(The data)
((
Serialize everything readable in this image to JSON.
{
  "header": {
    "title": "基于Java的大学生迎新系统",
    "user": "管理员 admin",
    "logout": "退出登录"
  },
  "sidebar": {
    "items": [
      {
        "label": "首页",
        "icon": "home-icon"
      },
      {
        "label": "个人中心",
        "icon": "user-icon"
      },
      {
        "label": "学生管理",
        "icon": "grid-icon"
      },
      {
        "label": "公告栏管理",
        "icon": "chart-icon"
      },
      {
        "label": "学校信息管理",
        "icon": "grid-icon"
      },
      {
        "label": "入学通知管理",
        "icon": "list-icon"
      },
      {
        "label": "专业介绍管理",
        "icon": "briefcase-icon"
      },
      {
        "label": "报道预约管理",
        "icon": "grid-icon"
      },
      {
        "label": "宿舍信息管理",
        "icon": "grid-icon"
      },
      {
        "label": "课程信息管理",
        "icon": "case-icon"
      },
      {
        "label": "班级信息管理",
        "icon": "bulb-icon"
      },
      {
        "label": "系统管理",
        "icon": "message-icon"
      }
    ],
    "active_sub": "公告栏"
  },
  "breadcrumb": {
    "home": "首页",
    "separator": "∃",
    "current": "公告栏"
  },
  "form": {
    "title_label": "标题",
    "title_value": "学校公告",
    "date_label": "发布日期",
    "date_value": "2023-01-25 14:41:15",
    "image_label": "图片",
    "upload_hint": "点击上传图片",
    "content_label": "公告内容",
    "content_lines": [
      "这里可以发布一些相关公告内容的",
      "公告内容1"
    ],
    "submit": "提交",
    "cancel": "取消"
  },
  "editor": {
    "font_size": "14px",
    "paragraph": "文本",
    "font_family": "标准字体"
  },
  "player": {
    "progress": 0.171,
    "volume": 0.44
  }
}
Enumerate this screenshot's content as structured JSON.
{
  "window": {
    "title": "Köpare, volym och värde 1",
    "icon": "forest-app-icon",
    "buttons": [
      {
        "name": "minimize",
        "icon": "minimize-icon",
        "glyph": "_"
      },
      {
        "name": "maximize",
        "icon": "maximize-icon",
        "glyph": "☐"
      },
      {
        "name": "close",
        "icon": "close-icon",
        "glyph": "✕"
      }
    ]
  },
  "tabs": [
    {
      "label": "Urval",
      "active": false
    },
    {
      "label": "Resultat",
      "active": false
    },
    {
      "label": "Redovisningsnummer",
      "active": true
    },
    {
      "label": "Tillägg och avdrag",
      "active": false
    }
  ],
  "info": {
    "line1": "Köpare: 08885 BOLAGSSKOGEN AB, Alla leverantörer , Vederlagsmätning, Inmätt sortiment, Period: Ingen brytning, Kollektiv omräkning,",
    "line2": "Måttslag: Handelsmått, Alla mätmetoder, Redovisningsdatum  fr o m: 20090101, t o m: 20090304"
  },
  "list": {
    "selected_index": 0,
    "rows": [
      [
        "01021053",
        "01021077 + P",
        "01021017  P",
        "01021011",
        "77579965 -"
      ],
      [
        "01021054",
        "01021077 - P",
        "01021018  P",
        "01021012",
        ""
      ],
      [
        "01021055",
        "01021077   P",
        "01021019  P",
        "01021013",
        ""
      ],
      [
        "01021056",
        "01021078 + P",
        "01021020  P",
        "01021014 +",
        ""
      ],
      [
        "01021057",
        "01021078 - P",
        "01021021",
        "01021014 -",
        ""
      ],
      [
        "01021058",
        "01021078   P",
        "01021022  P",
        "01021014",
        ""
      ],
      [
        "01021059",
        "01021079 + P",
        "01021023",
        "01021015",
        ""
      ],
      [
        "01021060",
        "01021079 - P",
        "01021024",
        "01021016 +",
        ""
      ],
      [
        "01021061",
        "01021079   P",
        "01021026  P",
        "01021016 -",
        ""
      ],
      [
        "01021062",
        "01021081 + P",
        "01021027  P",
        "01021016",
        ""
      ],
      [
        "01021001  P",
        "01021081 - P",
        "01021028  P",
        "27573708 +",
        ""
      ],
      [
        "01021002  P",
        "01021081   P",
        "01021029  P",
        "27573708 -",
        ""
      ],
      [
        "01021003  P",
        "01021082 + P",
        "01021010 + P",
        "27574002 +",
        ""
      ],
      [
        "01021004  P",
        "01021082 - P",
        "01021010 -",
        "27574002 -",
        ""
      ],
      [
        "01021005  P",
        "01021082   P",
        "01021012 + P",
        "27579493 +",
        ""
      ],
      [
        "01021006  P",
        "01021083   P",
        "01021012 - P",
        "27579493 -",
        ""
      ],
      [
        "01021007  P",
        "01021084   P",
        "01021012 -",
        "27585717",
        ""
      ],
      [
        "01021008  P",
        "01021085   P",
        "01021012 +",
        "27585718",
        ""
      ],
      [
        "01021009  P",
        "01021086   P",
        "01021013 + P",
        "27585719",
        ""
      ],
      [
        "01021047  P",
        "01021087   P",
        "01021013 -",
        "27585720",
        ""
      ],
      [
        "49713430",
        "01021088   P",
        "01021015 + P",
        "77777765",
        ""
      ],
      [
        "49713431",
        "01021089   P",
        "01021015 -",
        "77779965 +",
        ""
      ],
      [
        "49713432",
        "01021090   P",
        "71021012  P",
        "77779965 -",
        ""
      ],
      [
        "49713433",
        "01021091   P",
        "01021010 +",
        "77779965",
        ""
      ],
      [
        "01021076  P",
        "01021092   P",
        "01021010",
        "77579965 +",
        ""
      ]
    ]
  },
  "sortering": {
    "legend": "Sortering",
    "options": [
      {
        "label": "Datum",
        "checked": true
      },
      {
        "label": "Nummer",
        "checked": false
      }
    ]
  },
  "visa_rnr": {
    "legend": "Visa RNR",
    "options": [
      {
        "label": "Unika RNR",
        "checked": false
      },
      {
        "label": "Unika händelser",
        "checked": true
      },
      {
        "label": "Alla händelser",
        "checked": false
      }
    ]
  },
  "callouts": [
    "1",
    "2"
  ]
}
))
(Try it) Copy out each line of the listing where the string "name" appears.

(Response below)
        "name": "minimize",
        "name": "maximize",
        "name": "close",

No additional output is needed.